Your instructions. Pictures aside, return all of the records exactly as they stand.

—————

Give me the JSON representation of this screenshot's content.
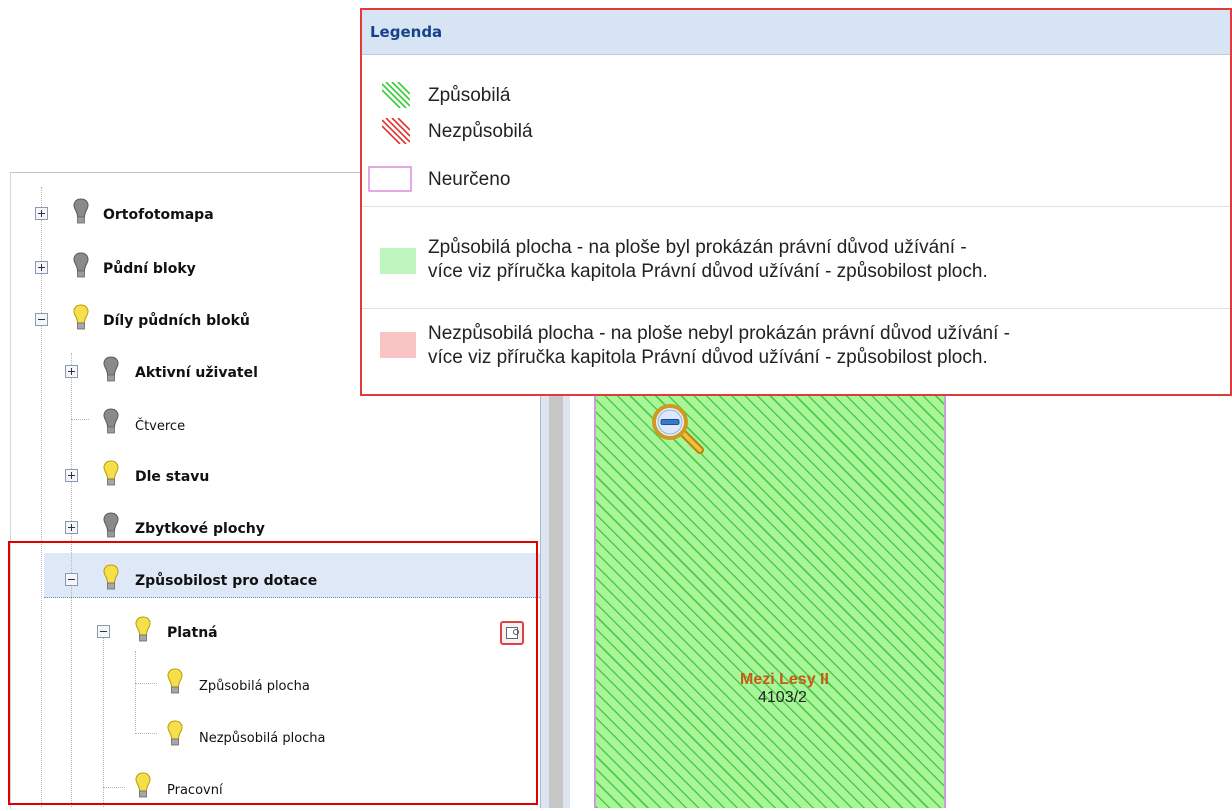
{
  "legend": {
    "title": "Legenda",
    "symbols": [
      {
        "label": "Způsobilá",
        "pattern": "green-hatch",
        "color": "#33cc33"
      },
      {
        "label": "Nezpůsobilá",
        "pattern": "red-hatch",
        "color": "#e03030"
      },
      {
        "label": "Neurčeno",
        "pattern": "outline",
        "color": "#d070d0"
      }
    ],
    "descriptions": [
      {
        "line1": "Způsobilá plocha - na ploše byl prokázán právní důvod užívání -",
        "line2": "více viz příručka kapitola Právní důvod užívání - způsobilost ploch.",
        "color": "#bff5bf"
      },
      {
        "line1": "Nezpůsobilá plocha - na ploše nebyl prokázán právní důvod užívání -",
        "line2": "více viz příručka kapitola Právní důvod užívání - způsobilost ploch.",
        "color": "#f8c4c4"
      }
    ]
  },
  "tree": {
    "items": [
      {
        "label": "Ortofotomapa",
        "bulb": "off",
        "expander": "plus"
      },
      {
        "label": "Půdní bloky",
        "bulb": "off",
        "expander": "plus"
      },
      {
        "label": "Díly půdních bloků",
        "bulb": "on",
        "expander": "minus"
      },
      {
        "label": "Aktivní uživatel",
        "bulb": "off",
        "expander": "plus"
      },
      {
        "label": "Čtverce",
        "bulb": "off",
        "expander": "none"
      },
      {
        "label": "Dle stavu",
        "bulb": "on",
        "expander": "plus"
      },
      {
        "label": "Zbytkové plochy",
        "bulb": "off",
        "expander": "plus"
      },
      {
        "label": "Způsobilost pro dotace",
        "bulb": "on",
        "expander": "minus",
        "selected": true
      },
      {
        "label": "Platná",
        "bulb": "on",
        "expander": "minus"
      },
      {
        "label": "Způsobilá plocha",
        "bulb": "on",
        "expander": "none"
      },
      {
        "label": "Nezpůsobilá plocha",
        "bulb": "on",
        "expander": "none"
      },
      {
        "label": "Pracovní",
        "bulb": "on",
        "expander": "none"
      }
    ]
  },
  "map": {
    "parcel_name": "Mezi Lesy II",
    "parcel_number": "4103/2",
    "zoom_icon": "zoom-out-icon"
  },
  "colors": {
    "bulb_on": "#f5e04a",
    "bulb_off": "#8a8a8a",
    "highlight": "#e00000",
    "header_bg": "#d7e4f3",
    "header_text": "#15428b"
  }
}
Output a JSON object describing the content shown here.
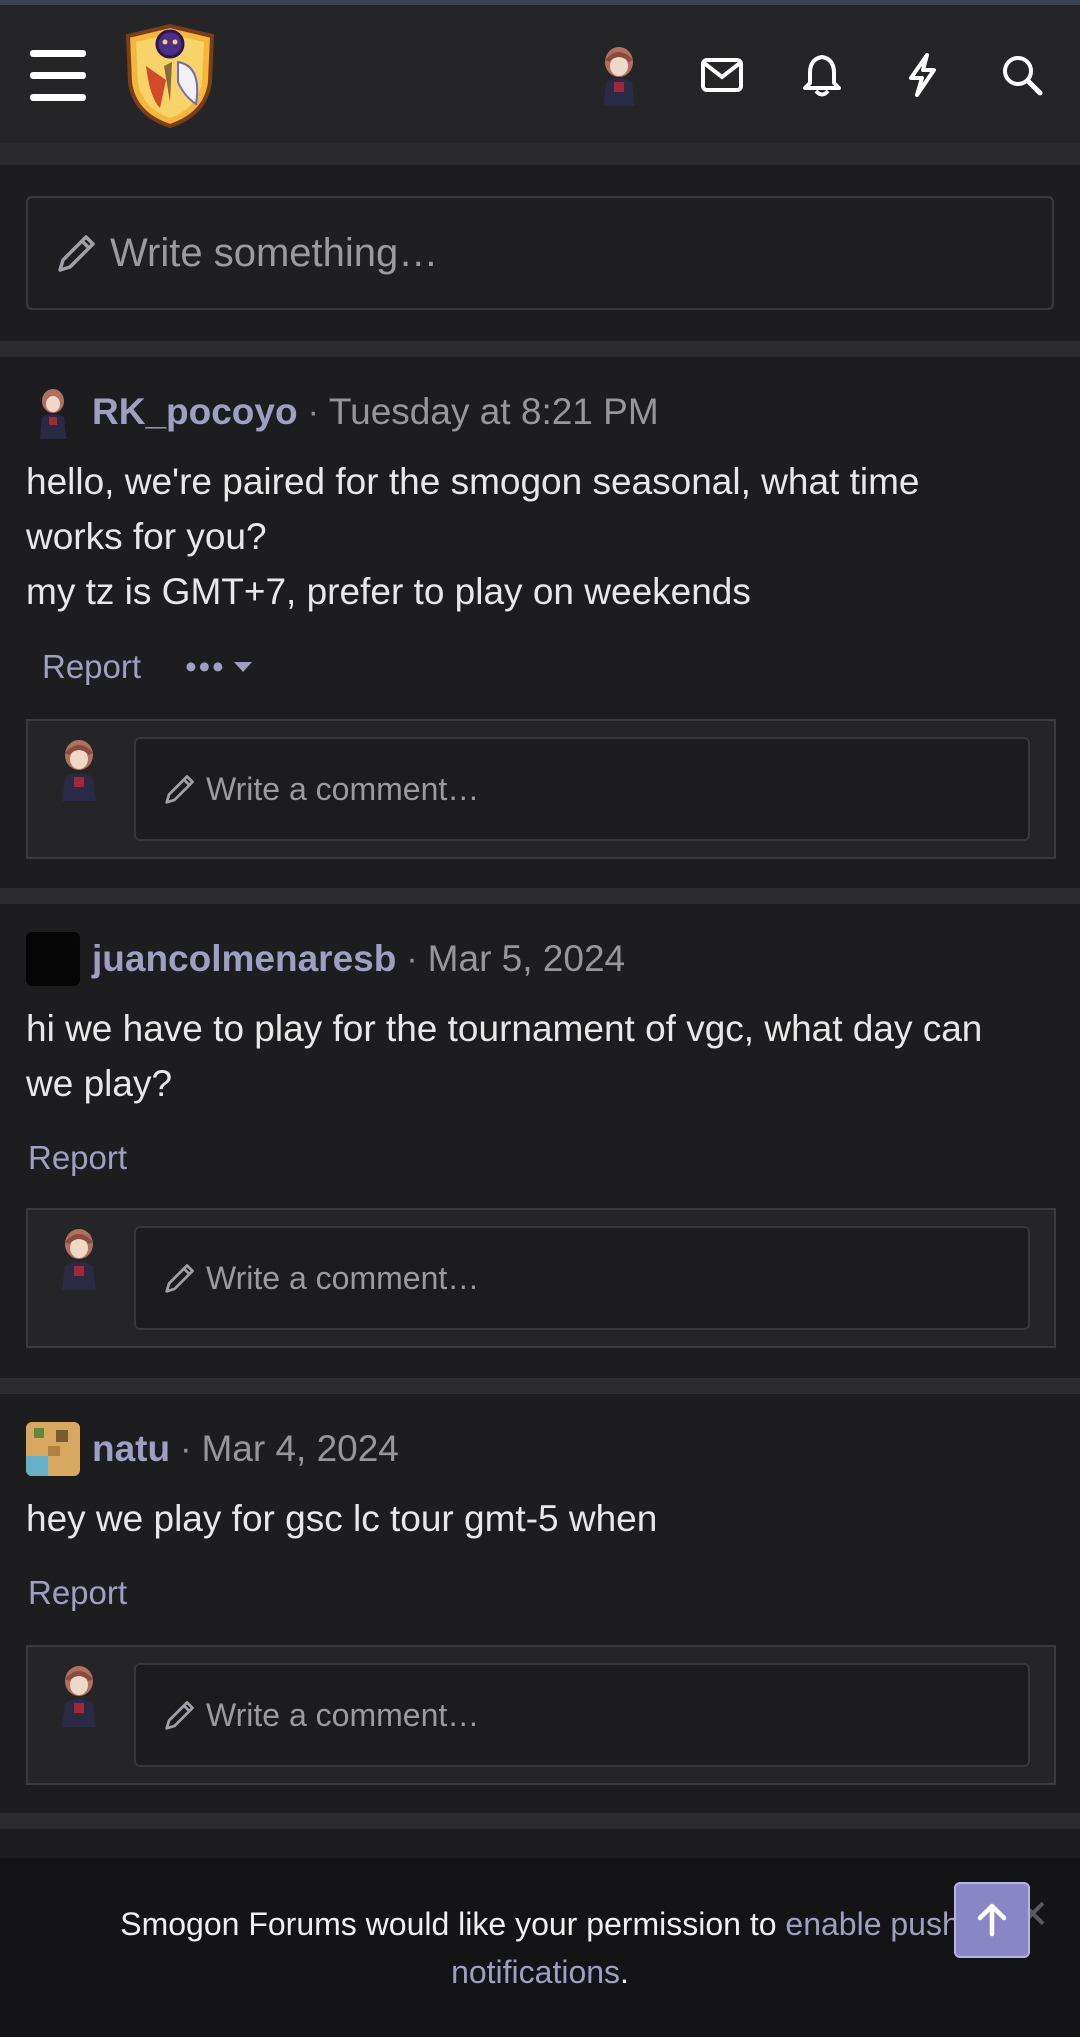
{
  "header": {
    "icons": [
      "menu-icon",
      "site-logo",
      "user-avatar",
      "envelope-icon",
      "bell-icon",
      "bolt-icon",
      "search-icon"
    ]
  },
  "composer": {
    "placeholder": "Write something…"
  },
  "posts": [
    {
      "username": "RK_pocoyo",
      "separator": "·",
      "date": "Tuesday at 8:21 PM",
      "body_lines": [
        "hello, we're paired for the smogon seasonal, what time",
        "works for you?",
        "my tz is GMT+7, prefer to play on weekends"
      ],
      "report_label": "Report",
      "more_label": "•••",
      "comment_placeholder": "Write a comment…"
    },
    {
      "username": "juancolmenaresb",
      "separator": "·",
      "date": "Mar 5, 2024",
      "body_lines": [
        "hi we have to play for the tournament of vgc, what day can",
        "we play?"
      ],
      "report_label": "Report",
      "comment_placeholder": "Write a comment…"
    },
    {
      "username": "natu",
      "separator": "·",
      "date": "Mar 4, 2024",
      "body_lines": [
        "hey we play for gsc lc tour gmt-5 when"
      ],
      "report_label": "Report",
      "comment_placeholder": "Write a comment…"
    }
  ],
  "notification": {
    "text_before": "Smogon Forums would like your permission to ",
    "link_line1": "enable push",
    "link_line2": "notifications",
    "text_after": ".",
    "close_label": "✕"
  },
  "colors": {
    "background": "#1d1d1f",
    "header": "#252527",
    "accent": "#9f9fc4",
    "scroll_button": "#8a86c6"
  }
}
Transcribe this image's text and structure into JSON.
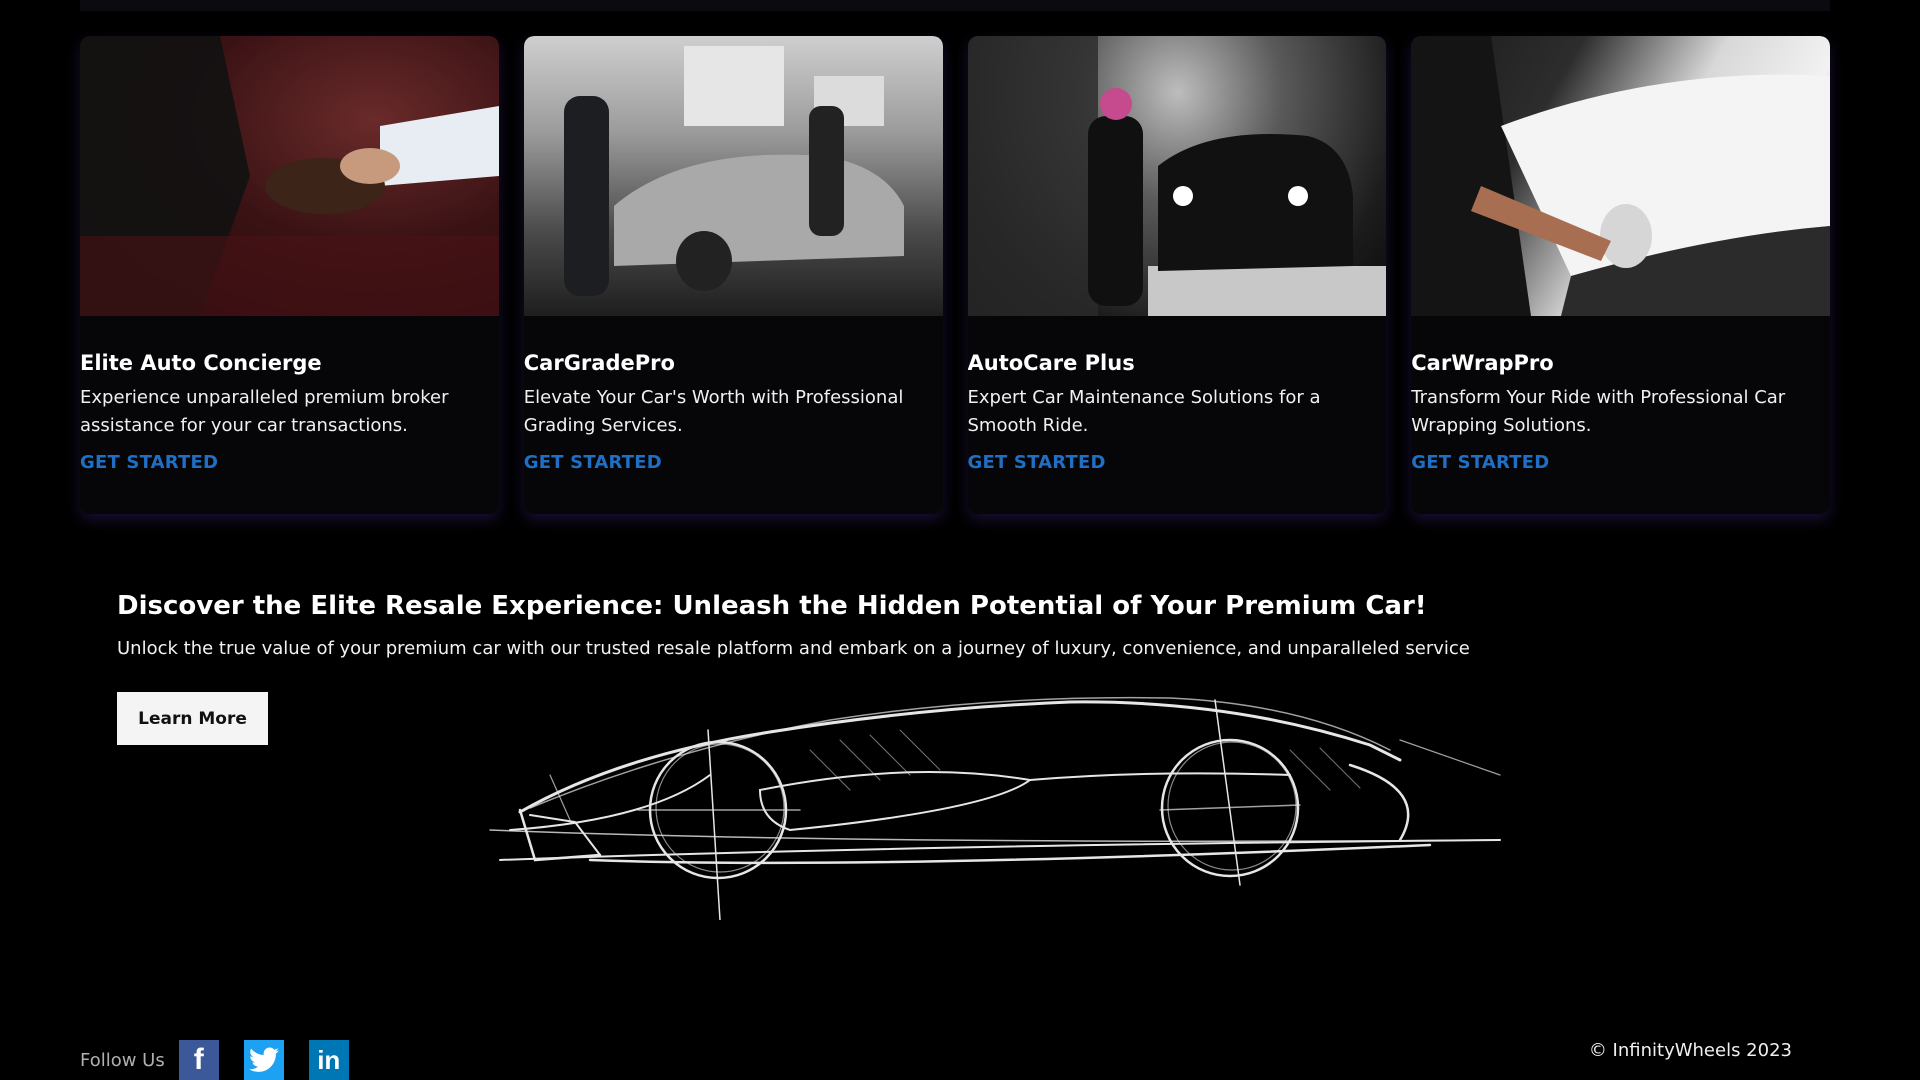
{
  "cards": [
    {
      "title": "Elite Auto Concierge",
      "description": "Experience unparalleled premium broker assistance for your car transactions.",
      "cta": "GET STARTED",
      "image": "handshake-photo"
    },
    {
      "title": "CarGradePro",
      "description": "Elevate Your Car's Worth with Professional Grading Services.",
      "cta": "GET STARTED",
      "image": "garage-restoration-photo"
    },
    {
      "title": "AutoCare Plus",
      "description": "Expert Car Maintenance Solutions for a Smooth Ride.",
      "cta": "GET STARTED",
      "image": "car-wash-photo"
    },
    {
      "title": "CarWrapPro",
      "description": "Transform Your Ride with Professional Car Wrapping Solutions.",
      "cta": "GET STARTED",
      "image": "car-wrapping-photo"
    }
  ],
  "promo": {
    "title": "Discover the Elite Resale Experience: Unleash the Hidden Potential of Your Premium Car!",
    "text": "Unlock the true value of your premium car with our trusted resale platform and embark on a journey of luxury, convenience, and unparalleled service",
    "button": "Learn More",
    "illustration": "car-sketch-illustration"
  },
  "footer": {
    "follow_label": "Follow Us",
    "social": [
      {
        "name": "facebook-icon",
        "glyph": "f",
        "color": "#3b5998"
      },
      {
        "name": "twitter-icon",
        "glyph": "bird",
        "color": "#1da1f2"
      },
      {
        "name": "linkedin-icon",
        "glyph": "in",
        "color": "#0077b5"
      }
    ],
    "copyright": "© InfinityWheels 2023"
  },
  "colors": {
    "background": "#000000",
    "link": "#1f6fc4",
    "card_bg": "#060608"
  }
}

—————

Result of this exercise.
Give me the JSON representation of this screenshot's content.
{
  "legend": {
    "title": "Legenda",
    "symbols": [
      {
        "label": "Způsobilá",
        "pattern": "green-hatch",
        "color": "#33cc33"
      },
      {
        "label": "Nezpůsobilá",
        "pattern": "red-hatch",
        "color": "#e03030"
      },
      {
        "label": "Neurčeno",
        "pattern": "outline",
        "color": "#d070d0"
      }
    ],
    "descriptions": [
      {
        "line1": "Způsobilá plocha - na ploše byl prokázán právní důvod užívání -",
        "line2": "více viz příručka kapitola Právní důvod užívání - způsobilost ploch.",
        "color": "#bff5bf"
      },
      {
        "line1": "Nezpůsobilá plocha - na ploše nebyl prokázán právní důvod užívání -",
        "line2": "více viz příručka kapitola Právní důvod užívání - způsobilost ploch.",
        "color": "#f8c4c4"
      }
    ]
  },
  "tree": {
    "items": [
      {
        "label": "Ortofotomapa",
        "bulb": "off",
        "expander": "plus"
      },
      {
        "label": "Půdní bloky",
        "bulb": "off",
        "expander": "plus"
      },
      {
        "label": "Díly půdních bloků",
        "bulb": "on",
        "expander": "minus"
      },
      {
        "label": "Aktivní uživatel",
        "bulb": "off",
        "expander": "plus"
      },
      {
        "label": "Čtverce",
        "bulb": "off",
        "expander": "none"
      },
      {
        "label": "Dle stavu",
        "bulb": "on",
        "expander": "plus"
      },
      {
        "label": "Zbytkové plochy",
        "bulb": "off",
        "expander": "plus"
      },
      {
        "label": "Způsobilost pro dotace",
        "bulb": "on",
        "expander": "minus",
        "selected": true
      },
      {
        "label": "Platná",
        "bulb": "on",
        "expander": "minus"
      },
      {
        "label": "Způsobilá plocha",
        "bulb": "on",
        "expander": "none"
      },
      {
        "label": "Nezpůsobilá plocha",
        "bulb": "on",
        "expander": "none"
      },
      {
        "label": "Pracovní",
        "bulb": "on",
        "expander": "none"
      }
    ]
  },
  "map": {
    "parcel_name": "Mezi Lesy II",
    "parcel_number": "4103/2",
    "zoom_icon": "zoom-out-icon"
  },
  "colors": {
    "bulb_on": "#f5e04a",
    "bulb_off": "#8a8a8a",
    "highlight": "#e00000",
    "header_bg": "#d7e4f3",
    "header_text": "#15428b"
  }
}
Output a JSON object describing the content shown here.
{
  "header": {
    "icons": [
      "menu-icon",
      "site-logo",
      "user-avatar",
      "envelope-icon",
      "bell-icon",
      "bolt-icon",
      "search-icon"
    ]
  },
  "composer": {
    "placeholder": "Write something…"
  },
  "posts": [
    {
      "username": "RK_pocoyo",
      "separator": "·",
      "date": "Tuesday at 8:21 PM",
      "body_lines": [
        "hello, we're paired for the smogon seasonal, what time",
        "works for you?",
        "my tz is GMT+7, prefer to play on weekends"
      ],
      "report_label": "Report",
      "more_label": "•••",
      "comment_placeholder": "Write a comment…"
    },
    {
      "username": "juancolmenaresb",
      "separator": "·",
      "date": "Mar 5, 2024",
      "body_lines": [
        "hi we have to play for the tournament of vgc, what day can",
        "we play?"
      ],
      "report_label": "Report",
      "comment_placeholder": "Write a comment…"
    },
    {
      "username": "natu",
      "separator": "·",
      "date": "Mar 4, 2024",
      "body_lines": [
        "hey we play for gsc lc tour gmt-5 when"
      ],
      "report_label": "Report",
      "comment_placeholder": "Write a comment…"
    }
  ],
  "notification": {
    "text_before": "Smogon Forums would like your permission to ",
    "link_line1": "enable push",
    "link_line2": "notifications",
    "text_after": ".",
    "close_label": "✕"
  },
  "colors": {
    "background": "#1d1d1f",
    "header": "#252527",
    "accent": "#9f9fc4",
    "scroll_button": "#8a86c6"
  }
}
Transcribe this image's text and structure into JSON.
{
  "cards": [
    {
      "title": "Elite Auto Concierge",
      "description": "Experience unparalleled premium broker assistance for your car transactions.",
      "cta": "GET STARTED",
      "image": "handshake-photo"
    },
    {
      "title": "CarGradePro",
      "description": "Elevate Your Car's Worth with Professional Grading Services.",
      "cta": "GET STARTED",
      "image": "garage-restoration-photo"
    },
    {
      "title": "AutoCare Plus",
      "description": "Expert Car Maintenance Solutions for a Smooth Ride.",
      "cta": "GET STARTED",
      "image": "car-wash-photo"
    },
    {
      "title": "CarWrapPro",
      "description": "Transform Your Ride with Professional Car Wrapping Solutions.",
      "cta": "GET STARTED",
      "image": "car-wrapping-photo"
    }
  ],
  "promo": {
    "title": "Discover the Elite Resale Experience: Unleash the Hidden Potential of Your Premium Car!",
    "text": "Unlock the true value of your premium car with our trusted resale platform and embark on a journey of luxury, convenience, and unparalleled service",
    "button": "Learn More",
    "illustration": "car-sketch-illustration"
  },
  "footer": {
    "follow_label": "Follow Us",
    "social": [
      {
        "name": "facebook-icon",
        "glyph": "f",
        "color": "#3b5998"
      },
      {
        "name": "twitter-icon",
        "glyph": "bird",
        "color": "#1da1f2"
      },
      {
        "name": "linkedin-icon",
        "glyph": "in",
        "color": "#0077b5"
      }
    ],
    "copyright": "© InfinityWheels 2023"
  },
  "colors": {
    "background": "#000000",
    "link": "#1f6fc4",
    "card_bg": "#060608"
  }
}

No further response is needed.